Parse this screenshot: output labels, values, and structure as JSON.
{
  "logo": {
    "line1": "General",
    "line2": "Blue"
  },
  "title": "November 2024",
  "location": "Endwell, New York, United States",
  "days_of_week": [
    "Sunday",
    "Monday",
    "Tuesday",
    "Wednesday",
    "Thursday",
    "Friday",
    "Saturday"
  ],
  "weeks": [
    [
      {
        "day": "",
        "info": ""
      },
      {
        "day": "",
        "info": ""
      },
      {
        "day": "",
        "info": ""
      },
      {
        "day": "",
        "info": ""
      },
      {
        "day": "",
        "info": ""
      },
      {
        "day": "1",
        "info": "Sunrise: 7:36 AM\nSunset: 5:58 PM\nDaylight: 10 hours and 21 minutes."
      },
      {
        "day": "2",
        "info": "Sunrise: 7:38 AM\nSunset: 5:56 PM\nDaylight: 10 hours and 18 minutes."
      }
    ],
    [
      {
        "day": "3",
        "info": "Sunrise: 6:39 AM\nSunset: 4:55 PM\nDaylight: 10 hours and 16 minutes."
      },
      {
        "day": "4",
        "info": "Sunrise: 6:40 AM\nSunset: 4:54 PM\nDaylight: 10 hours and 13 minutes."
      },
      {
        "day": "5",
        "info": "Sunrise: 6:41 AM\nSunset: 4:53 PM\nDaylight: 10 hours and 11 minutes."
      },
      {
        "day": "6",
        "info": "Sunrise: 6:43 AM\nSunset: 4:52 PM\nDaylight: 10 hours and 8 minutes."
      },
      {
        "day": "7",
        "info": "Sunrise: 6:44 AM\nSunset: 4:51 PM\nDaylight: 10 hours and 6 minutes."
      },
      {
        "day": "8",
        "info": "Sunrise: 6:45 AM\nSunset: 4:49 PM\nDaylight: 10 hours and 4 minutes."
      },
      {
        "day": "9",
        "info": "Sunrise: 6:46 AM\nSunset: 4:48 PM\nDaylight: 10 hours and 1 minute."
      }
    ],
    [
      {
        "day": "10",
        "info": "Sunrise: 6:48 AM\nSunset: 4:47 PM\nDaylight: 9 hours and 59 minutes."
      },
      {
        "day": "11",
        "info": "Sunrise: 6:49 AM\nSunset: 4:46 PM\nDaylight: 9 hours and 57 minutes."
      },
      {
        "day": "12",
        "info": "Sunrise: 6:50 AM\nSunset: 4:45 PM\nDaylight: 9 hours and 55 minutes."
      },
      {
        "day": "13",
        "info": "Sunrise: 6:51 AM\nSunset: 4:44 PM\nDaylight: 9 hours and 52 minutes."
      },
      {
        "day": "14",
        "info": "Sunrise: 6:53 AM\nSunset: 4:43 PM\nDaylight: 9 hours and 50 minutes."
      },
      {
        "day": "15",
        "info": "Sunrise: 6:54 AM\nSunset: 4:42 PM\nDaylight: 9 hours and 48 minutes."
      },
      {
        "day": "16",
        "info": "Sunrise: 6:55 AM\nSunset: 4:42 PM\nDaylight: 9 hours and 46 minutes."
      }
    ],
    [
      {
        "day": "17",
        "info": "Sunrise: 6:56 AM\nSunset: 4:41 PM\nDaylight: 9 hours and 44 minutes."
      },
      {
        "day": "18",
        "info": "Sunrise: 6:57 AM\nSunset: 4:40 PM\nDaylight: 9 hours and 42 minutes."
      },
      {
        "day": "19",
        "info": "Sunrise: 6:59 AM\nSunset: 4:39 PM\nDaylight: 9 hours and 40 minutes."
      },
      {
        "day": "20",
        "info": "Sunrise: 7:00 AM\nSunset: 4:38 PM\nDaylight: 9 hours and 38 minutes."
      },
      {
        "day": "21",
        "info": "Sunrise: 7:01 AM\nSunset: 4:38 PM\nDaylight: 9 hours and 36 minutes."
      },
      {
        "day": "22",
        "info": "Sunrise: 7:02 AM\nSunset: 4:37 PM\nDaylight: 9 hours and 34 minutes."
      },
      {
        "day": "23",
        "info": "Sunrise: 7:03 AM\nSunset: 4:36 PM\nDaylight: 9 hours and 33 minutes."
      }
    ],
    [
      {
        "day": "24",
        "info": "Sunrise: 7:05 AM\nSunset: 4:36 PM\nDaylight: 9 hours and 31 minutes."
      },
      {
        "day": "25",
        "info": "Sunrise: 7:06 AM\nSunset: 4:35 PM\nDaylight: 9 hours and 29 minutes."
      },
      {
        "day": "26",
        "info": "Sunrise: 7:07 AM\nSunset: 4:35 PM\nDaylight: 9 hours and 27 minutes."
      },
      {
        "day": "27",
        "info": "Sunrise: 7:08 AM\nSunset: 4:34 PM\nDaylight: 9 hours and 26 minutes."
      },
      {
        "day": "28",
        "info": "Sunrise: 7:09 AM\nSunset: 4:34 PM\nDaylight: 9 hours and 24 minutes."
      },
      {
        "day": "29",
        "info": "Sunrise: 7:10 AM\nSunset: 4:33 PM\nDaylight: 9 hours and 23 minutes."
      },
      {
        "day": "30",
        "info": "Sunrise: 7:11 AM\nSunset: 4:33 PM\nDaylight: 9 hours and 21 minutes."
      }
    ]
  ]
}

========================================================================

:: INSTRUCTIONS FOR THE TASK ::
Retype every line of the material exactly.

:: OUTPUT OF THE EXERCISE ::
Parse this screenshot: output labels, values, and structure as JSON.
{
  "logo": {
    "line1": "General",
    "line2": "Blue"
  },
  "title": "November 2024",
  "location": "Endwell, New York, United States",
  "days_of_week": [
    "Sunday",
    "Monday",
    "Tuesday",
    "Wednesday",
    "Thursday",
    "Friday",
    "Saturday"
  ],
  "weeks": [
    [
      {
        "day": "",
        "info": ""
      },
      {
        "day": "",
        "info": ""
      },
      {
        "day": "",
        "info": ""
      },
      {
        "day": "",
        "info": ""
      },
      {
        "day": "",
        "info": ""
      },
      {
        "day": "1",
        "info": "Sunrise: 7:36 AM\nSunset: 5:58 PM\nDaylight: 10 hours and 21 minutes."
      },
      {
        "day": "2",
        "info": "Sunrise: 7:38 AM\nSunset: 5:56 PM\nDaylight: 10 hours and 18 minutes."
      }
    ],
    [
      {
        "day": "3",
        "info": "Sunrise: 6:39 AM\nSunset: 4:55 PM\nDaylight: 10 hours and 16 minutes."
      },
      {
        "day": "4",
        "info": "Sunrise: 6:40 AM\nSunset: 4:54 PM\nDaylight: 10 hours and 13 minutes."
      },
      {
        "day": "5",
        "info": "Sunrise: 6:41 AM\nSunset: 4:53 PM\nDaylight: 10 hours and 11 minutes."
      },
      {
        "day": "6",
        "info": "Sunrise: 6:43 AM\nSunset: 4:52 PM\nDaylight: 10 hours and 8 minutes."
      },
      {
        "day": "7",
        "info": "Sunrise: 6:44 AM\nSunset: 4:51 PM\nDaylight: 10 hours and 6 minutes."
      },
      {
        "day": "8",
        "info": "Sunrise: 6:45 AM\nSunset: 4:49 PM\nDaylight: 10 hours and 4 minutes."
      },
      {
        "day": "9",
        "info": "Sunrise: 6:46 AM\nSunset: 4:48 PM\nDaylight: 10 hours and 1 minute."
      }
    ],
    [
      {
        "day": "10",
        "info": "Sunrise: 6:48 AM\nSunset: 4:47 PM\nDaylight: 9 hours and 59 minutes."
      },
      {
        "day": "11",
        "info": "Sunrise: 6:49 AM\nSunset: 4:46 PM\nDaylight: 9 hours and 57 minutes."
      },
      {
        "day": "12",
        "info": "Sunrise: 6:50 AM\nSunset: 4:45 PM\nDaylight: 9 hours and 55 minutes."
      },
      {
        "day": "13",
        "info": "Sunrise: 6:51 AM\nSunset: 4:44 PM\nDaylight: 9 hours and 52 minutes."
      },
      {
        "day": "14",
        "info": "Sunrise: 6:53 AM\nSunset: 4:43 PM\nDaylight: 9 hours and 50 minutes."
      },
      {
        "day": "15",
        "info": "Sunrise: 6:54 AM\nSunset: 4:42 PM\nDaylight: 9 hours and 48 minutes."
      },
      {
        "day": "16",
        "info": "Sunrise: 6:55 AM\nSunset: 4:42 PM\nDaylight: 9 hours and 46 minutes."
      }
    ],
    [
      {
        "day": "17",
        "info": "Sunrise: 6:56 AM\nSunset: 4:41 PM\nDaylight: 9 hours and 44 minutes."
      },
      {
        "day": "18",
        "info": "Sunrise: 6:57 AM\nSunset: 4:40 PM\nDaylight: 9 hours and 42 minutes."
      },
      {
        "day": "19",
        "info": "Sunrise: 6:59 AM\nSunset: 4:39 PM\nDaylight: 9 hours and 40 minutes."
      },
      {
        "day": "20",
        "info": "Sunrise: 7:00 AM\nSunset: 4:38 PM\nDaylight: 9 hours and 38 minutes."
      },
      {
        "day": "21",
        "info": "Sunrise: 7:01 AM\nSunset: 4:38 PM\nDaylight: 9 hours and 36 minutes."
      },
      {
        "day": "22",
        "info": "Sunrise: 7:02 AM\nSunset: 4:37 PM\nDaylight: 9 hours and 34 minutes."
      },
      {
        "day": "23",
        "info": "Sunrise: 7:03 AM\nSunset: 4:36 PM\nDaylight: 9 hours and 33 minutes."
      }
    ],
    [
      {
        "day": "24",
        "info": "Sunrise: 7:05 AM\nSunset: 4:36 PM\nDaylight: 9 hours and 31 minutes."
      },
      {
        "day": "25",
        "info": "Sunrise: 7:06 AM\nSunset: 4:35 PM\nDaylight: 9 hours and 29 minutes."
      },
      {
        "day": "26",
        "info": "Sunrise: 7:07 AM\nSunset: 4:35 PM\nDaylight: 9 hours and 27 minutes."
      },
      {
        "day": "27",
        "info": "Sunrise: 7:08 AM\nSunset: 4:34 PM\nDaylight: 9 hours and 26 minutes."
      },
      {
        "day": "28",
        "info": "Sunrise: 7:09 AM\nSunset: 4:34 PM\nDaylight: 9 hours and 24 minutes."
      },
      {
        "day": "29",
        "info": "Sunrise: 7:10 AM\nSunset: 4:33 PM\nDaylight: 9 hours and 23 minutes."
      },
      {
        "day": "30",
        "info": "Sunrise: 7:11 AM\nSunset: 4:33 PM\nDaylight: 9 hours and 21 minutes."
      }
    ]
  ]
}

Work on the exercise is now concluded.